Tuesday, January 15, 2019

Tracking The Intro of Continuing Characters in DC's Former One-Shot Mags

For most of their history up until about 1959, DC's war and science fiction magazines had not featured continuing characters.  Instead the stories had been one-shots, with characters never returning.  Apparently a decision was reached by management to require continuing features, and very quickly they were put in place:

March 1959: All American Men of War #67 introduced Gunner and Sarge.  The team continued in the next issue, before moving over to Our Fighting Forces, beginning with #45, the May 1959 issue.

April 1959: Sgt Rock made his first appearance in Our Army at War #81 (as Sgt Rocky).

May 1959.  Tank Killer makes his first appearance in All American Men of War #69.

May 1959. The Space Museum opens its doors for the first time in Strange Adventures #104.  It would eventually settle into a rotation with Star Hawkins and the Atomic Knights, with each feature appearing every third issue, until Julius Schwartz turned the editorship reins over to Jack Schiff in 1964. 

August 1959: Mademoiselle Marie, a French resistance fighter, debuted in Star Spangled War Stories #84.

August 1959.  Mystery in Space, which had occasionally had regular features but not for awhile at the time, began running the Adam Strange series, starting with #53.

August 1959.  Space Ranger became the regular feature in Tales of the Unexpected #40.

August 1959.  House of Secrets #23 introduced Mark Merlin, a supernatural detective/debunker.

March 1960. Star Hawkins begins in Strange Adventures #114.

April-May, 1960.  Star Spangled War Stories  publishes the first of many zany War that Time Forgot stories, a series which featured US soldiers battling dinosaurs and other oddball creatures (including a memorable white King Kong).

June 1960.  The Atomic Knights make their first appearance in Strange Adventures #117.

Nov-Dec 1960.  Johnny Cloud, Navajo ace pilot of World War II debuts.

May 1961.  GI Combat #87 hosts the first story featuring the Haunted Tank.

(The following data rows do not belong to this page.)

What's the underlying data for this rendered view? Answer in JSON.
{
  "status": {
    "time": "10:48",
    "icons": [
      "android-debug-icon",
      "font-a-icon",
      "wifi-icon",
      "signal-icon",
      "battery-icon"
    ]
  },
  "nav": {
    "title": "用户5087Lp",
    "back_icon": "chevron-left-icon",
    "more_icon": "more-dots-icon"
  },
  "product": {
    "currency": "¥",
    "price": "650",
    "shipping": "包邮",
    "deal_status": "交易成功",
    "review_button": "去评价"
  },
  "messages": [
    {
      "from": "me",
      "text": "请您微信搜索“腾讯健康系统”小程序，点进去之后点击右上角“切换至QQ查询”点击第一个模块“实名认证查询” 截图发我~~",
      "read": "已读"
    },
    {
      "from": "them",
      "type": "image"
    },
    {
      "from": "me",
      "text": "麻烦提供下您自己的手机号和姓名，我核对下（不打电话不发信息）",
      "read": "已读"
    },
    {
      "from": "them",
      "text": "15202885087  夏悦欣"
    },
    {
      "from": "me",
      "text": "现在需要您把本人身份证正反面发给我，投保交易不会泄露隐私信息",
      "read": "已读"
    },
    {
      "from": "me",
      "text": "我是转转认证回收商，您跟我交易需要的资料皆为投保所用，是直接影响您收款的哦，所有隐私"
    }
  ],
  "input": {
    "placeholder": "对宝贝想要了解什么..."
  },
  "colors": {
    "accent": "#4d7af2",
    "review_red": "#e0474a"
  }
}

It should be noted that several titles held out even longer; My Greatest Adventure and House of Mystery did not have recurring features until May 1963 (Doom Patrol, #80) and June 1964 (Martian Manhunter, #143).  And of course DC's romance titles resisted continuing characters until Heart Throbs and Secret Hearts began running their soap opera series around 1966.